The announcement, entitled “A commitment by UK scholars to the rights of Palestinians”, was printed as a full-page advertisement in The Guardian newspaper.
The 343 academics from 72 institutions said they would still work with Israeli colleagues on an individual basis.
“We are deeply disturbed by Israel’s illegal occupation of Palestinian land, the intolerable human rights violations that it inflicts on all sections of the Palestinian people, and its apparent determination to resist any feasible settlement,” the advert said. They said they would not accept invitations to visit Israeli academic institutions, participate in conferences funded, organised or sponsored by them, “or otherwise cooperate with them”.
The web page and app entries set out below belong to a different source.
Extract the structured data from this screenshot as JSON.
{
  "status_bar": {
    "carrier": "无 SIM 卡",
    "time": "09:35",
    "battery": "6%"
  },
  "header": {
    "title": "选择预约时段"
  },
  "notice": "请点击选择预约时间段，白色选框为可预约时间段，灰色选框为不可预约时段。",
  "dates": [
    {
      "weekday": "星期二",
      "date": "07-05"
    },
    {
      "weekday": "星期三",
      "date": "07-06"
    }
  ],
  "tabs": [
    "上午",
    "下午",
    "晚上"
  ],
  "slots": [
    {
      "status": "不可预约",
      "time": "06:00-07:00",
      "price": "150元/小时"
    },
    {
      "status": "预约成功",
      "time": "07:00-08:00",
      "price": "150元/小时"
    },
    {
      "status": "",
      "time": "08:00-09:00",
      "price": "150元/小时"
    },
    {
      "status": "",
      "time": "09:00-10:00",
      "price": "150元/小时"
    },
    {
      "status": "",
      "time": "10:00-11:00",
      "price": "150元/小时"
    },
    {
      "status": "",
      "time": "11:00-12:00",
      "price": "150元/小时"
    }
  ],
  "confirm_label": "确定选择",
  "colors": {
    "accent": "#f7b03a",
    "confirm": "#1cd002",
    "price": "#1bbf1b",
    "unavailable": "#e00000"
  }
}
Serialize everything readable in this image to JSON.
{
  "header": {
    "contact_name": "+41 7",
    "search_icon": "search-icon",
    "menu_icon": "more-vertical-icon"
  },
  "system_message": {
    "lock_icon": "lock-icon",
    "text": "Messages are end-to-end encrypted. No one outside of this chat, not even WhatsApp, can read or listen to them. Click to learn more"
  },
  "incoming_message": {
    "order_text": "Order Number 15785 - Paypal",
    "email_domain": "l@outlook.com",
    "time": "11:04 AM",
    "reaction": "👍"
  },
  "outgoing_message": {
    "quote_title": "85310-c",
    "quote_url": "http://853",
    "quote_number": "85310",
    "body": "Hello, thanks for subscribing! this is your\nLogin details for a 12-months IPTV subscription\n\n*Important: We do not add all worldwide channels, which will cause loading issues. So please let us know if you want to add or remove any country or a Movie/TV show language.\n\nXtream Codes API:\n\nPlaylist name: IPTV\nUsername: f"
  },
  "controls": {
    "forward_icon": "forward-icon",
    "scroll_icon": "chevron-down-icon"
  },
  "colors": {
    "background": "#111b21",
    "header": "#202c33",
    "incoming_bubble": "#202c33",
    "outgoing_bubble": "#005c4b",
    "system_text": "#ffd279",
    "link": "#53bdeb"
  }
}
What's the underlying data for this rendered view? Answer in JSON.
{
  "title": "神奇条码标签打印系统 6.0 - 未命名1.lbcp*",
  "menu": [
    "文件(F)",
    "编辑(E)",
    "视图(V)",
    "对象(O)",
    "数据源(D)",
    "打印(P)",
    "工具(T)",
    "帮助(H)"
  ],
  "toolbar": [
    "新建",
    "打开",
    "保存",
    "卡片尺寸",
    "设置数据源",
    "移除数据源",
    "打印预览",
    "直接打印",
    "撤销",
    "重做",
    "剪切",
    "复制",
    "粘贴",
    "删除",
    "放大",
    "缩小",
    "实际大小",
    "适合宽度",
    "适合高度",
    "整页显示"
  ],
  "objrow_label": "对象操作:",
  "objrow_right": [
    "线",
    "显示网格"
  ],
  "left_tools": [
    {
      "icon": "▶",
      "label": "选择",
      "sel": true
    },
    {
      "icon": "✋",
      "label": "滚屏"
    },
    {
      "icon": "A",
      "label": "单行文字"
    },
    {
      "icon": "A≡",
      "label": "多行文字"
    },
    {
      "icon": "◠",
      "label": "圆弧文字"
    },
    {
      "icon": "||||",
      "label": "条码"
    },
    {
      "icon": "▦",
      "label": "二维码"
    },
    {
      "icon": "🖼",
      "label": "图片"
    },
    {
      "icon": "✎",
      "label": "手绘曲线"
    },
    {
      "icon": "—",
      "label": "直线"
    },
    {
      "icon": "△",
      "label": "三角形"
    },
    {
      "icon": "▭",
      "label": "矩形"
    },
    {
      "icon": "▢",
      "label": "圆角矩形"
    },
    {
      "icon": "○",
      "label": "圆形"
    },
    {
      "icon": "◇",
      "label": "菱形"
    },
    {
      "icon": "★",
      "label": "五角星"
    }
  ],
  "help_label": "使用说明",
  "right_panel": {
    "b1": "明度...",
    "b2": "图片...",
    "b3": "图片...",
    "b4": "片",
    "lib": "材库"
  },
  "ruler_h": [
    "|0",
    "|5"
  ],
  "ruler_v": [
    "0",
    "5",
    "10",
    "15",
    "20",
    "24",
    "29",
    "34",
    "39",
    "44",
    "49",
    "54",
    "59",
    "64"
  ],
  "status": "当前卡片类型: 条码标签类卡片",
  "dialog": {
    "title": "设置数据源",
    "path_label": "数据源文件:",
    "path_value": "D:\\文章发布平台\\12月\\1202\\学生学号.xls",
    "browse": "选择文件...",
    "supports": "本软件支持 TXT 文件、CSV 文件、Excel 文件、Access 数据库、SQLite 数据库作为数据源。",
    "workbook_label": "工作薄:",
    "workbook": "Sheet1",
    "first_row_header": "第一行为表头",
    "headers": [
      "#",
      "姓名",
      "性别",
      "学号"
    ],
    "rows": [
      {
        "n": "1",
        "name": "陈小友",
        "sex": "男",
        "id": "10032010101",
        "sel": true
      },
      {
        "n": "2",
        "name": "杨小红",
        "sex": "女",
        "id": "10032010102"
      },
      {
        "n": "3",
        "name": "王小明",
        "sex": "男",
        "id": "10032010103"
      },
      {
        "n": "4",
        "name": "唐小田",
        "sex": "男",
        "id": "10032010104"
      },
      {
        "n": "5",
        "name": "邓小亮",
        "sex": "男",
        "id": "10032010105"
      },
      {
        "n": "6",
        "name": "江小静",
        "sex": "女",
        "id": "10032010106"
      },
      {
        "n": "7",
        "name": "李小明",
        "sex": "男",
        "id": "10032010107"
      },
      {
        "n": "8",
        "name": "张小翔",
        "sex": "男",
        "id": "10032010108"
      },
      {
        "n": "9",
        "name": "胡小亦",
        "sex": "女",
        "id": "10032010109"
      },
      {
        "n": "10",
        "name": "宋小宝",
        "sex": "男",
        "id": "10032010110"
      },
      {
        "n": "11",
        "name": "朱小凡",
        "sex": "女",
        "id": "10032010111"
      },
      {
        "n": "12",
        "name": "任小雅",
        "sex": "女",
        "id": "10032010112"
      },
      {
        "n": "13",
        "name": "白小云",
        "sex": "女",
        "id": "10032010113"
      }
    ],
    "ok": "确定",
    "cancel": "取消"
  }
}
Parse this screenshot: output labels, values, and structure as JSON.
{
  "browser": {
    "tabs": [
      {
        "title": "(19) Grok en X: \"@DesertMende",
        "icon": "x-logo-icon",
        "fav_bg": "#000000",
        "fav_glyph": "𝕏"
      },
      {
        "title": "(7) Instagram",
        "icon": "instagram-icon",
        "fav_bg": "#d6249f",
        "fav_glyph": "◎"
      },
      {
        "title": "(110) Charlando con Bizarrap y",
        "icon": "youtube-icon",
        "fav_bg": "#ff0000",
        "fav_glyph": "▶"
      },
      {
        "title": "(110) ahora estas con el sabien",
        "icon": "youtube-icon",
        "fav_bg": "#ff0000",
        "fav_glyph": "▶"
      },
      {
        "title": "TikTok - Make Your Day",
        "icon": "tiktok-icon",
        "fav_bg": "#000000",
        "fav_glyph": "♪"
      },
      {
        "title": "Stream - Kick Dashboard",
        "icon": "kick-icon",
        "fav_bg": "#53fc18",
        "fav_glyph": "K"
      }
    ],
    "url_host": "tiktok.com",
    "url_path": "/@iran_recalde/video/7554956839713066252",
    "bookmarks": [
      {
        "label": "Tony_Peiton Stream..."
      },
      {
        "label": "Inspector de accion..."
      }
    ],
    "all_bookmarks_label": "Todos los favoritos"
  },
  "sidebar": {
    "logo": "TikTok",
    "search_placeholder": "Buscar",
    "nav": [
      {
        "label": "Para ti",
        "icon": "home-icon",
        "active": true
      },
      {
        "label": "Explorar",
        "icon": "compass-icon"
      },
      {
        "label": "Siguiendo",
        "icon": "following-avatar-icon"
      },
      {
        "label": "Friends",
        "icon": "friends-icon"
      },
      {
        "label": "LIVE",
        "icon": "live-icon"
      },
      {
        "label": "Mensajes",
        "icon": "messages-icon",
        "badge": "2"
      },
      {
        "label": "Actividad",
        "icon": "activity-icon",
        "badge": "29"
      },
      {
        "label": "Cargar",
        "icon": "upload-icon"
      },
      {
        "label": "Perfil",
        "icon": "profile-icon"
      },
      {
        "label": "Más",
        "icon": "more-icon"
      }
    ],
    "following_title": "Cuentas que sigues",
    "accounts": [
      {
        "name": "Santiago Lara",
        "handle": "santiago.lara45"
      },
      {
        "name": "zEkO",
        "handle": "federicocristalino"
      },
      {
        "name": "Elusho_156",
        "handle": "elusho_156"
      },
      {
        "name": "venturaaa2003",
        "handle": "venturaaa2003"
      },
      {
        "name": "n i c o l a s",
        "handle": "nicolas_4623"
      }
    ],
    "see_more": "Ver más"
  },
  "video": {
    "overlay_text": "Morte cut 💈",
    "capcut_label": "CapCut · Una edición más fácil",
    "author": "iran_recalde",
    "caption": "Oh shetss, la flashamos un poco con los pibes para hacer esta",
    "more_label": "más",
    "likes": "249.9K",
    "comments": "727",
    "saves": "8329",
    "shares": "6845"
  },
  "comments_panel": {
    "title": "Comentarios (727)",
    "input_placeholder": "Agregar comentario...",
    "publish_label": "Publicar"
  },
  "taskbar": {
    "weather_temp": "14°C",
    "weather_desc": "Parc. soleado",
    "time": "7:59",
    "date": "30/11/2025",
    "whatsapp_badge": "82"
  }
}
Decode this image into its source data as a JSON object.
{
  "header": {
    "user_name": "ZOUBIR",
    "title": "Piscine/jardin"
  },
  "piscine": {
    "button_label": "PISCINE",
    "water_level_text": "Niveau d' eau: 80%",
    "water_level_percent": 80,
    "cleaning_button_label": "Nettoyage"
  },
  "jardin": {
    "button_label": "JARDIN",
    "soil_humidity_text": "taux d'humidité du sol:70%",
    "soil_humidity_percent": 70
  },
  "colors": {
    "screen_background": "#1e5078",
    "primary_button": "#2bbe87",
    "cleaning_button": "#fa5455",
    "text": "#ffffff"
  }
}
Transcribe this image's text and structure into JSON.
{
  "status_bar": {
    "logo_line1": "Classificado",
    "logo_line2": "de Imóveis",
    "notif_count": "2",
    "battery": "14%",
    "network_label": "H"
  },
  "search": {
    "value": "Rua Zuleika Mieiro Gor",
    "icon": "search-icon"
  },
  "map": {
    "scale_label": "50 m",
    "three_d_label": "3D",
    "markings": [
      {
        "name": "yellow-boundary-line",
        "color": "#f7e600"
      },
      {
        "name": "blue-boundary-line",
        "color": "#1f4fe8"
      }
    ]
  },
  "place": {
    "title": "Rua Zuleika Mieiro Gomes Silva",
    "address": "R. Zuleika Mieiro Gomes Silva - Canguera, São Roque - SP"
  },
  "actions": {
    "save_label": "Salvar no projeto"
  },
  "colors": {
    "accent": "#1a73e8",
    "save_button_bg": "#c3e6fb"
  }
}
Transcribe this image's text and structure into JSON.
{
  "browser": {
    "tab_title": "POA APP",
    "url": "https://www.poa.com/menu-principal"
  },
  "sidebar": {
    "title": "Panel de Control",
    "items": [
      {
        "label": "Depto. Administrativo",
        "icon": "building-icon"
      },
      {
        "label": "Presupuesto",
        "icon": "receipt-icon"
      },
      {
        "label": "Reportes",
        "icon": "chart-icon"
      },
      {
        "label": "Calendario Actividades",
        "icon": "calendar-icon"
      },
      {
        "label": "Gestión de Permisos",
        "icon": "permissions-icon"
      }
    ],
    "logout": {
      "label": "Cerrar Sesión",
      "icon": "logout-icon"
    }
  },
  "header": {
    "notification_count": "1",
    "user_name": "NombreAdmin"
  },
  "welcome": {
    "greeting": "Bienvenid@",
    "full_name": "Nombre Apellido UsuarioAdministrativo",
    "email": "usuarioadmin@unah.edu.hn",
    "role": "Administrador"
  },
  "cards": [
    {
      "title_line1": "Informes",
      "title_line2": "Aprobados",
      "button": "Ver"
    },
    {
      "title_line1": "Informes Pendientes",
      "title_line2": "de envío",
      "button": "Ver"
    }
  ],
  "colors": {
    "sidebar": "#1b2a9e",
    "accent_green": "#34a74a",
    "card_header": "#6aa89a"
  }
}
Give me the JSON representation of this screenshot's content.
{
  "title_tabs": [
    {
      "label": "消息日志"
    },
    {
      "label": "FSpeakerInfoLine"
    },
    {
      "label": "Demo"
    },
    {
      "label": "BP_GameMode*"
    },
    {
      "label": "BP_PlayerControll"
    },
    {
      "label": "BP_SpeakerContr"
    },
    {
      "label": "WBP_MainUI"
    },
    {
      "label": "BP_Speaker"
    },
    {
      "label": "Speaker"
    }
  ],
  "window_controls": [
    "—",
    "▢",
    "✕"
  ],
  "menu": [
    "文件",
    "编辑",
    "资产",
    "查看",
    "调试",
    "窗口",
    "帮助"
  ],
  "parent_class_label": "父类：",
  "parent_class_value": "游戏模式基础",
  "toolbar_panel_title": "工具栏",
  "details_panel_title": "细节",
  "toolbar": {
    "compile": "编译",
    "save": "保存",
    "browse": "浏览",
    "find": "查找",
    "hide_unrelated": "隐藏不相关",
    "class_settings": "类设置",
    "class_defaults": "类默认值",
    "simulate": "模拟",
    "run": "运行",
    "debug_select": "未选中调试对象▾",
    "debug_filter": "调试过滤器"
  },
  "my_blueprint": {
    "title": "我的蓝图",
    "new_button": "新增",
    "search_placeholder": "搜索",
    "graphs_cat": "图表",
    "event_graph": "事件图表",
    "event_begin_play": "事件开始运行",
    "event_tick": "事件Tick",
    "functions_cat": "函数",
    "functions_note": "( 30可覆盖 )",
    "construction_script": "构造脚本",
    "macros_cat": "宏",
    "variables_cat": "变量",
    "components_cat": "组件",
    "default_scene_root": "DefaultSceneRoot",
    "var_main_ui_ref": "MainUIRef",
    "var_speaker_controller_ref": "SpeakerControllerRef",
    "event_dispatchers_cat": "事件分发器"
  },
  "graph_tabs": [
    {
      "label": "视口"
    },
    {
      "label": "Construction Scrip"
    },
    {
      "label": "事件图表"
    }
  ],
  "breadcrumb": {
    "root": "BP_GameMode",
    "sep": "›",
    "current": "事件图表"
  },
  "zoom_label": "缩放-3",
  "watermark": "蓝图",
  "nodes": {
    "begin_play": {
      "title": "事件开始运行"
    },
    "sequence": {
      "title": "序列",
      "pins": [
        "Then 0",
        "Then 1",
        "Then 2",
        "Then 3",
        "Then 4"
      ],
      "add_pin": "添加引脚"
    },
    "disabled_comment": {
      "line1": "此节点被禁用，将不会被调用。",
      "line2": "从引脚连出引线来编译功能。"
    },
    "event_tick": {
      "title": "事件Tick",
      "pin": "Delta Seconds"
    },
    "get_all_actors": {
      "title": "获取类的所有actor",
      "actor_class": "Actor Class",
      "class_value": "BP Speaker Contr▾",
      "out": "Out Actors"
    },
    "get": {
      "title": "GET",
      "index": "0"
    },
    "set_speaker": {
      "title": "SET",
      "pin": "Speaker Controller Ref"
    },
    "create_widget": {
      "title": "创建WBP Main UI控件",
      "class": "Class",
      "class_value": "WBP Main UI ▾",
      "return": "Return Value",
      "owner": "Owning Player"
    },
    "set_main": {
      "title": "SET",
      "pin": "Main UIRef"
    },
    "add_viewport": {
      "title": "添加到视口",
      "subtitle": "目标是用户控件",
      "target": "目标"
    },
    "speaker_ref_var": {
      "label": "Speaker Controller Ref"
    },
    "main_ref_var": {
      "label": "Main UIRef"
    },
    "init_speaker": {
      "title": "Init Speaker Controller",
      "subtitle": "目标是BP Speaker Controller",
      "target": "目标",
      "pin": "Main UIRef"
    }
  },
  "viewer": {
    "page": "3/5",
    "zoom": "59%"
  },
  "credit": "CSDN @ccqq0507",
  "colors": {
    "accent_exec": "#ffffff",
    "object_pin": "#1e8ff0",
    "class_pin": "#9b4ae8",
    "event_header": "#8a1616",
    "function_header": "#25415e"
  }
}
Jonathan Rosenhead, from the London School of Economics, a spokesman for the boycott, said Israeli universities were “at the heart of Israel’s violations of international law and oppression of the Palestinian people”.
Meanwhile, two Palestinians were shot dead after stabbing and wounding an Israeli soldier in the occupied West Bank on Tuesday, the military said, and an American-Israeli wounded in an attack two weeks ago died of his injuries, an Israeli hospital said.
An Israeli court on Tuesday ordered the jailing of a firebrand cleric whose Islamist group has been accused of inciting a wave of violence over Jerusalem’s Al-Aqsa mosque compound.
Raed Salah, the head of the radical northern wing of the Islamic Movement in Israel, was found guilty on appeal of inciting violence at the holy site in a 2007 speech.
However he has also been on the government’s radar for stoking current tensions over the compound that has led to a wave of anti-Israeli knife attacks, shootings and violent protests.
Israeli Prime Minister Benjamin Netanyahu promised last week to ban the Islamic Movement for “wild incitement” of the current attacks.
During the speech in 2007, Salah urged “all Muslims and Arabs (to) start an intifada (uprising) to support holy Jerusalem and the blessed Al-Aqsa mosque.”
Salah was ordered to present himself to prison officers on November 15.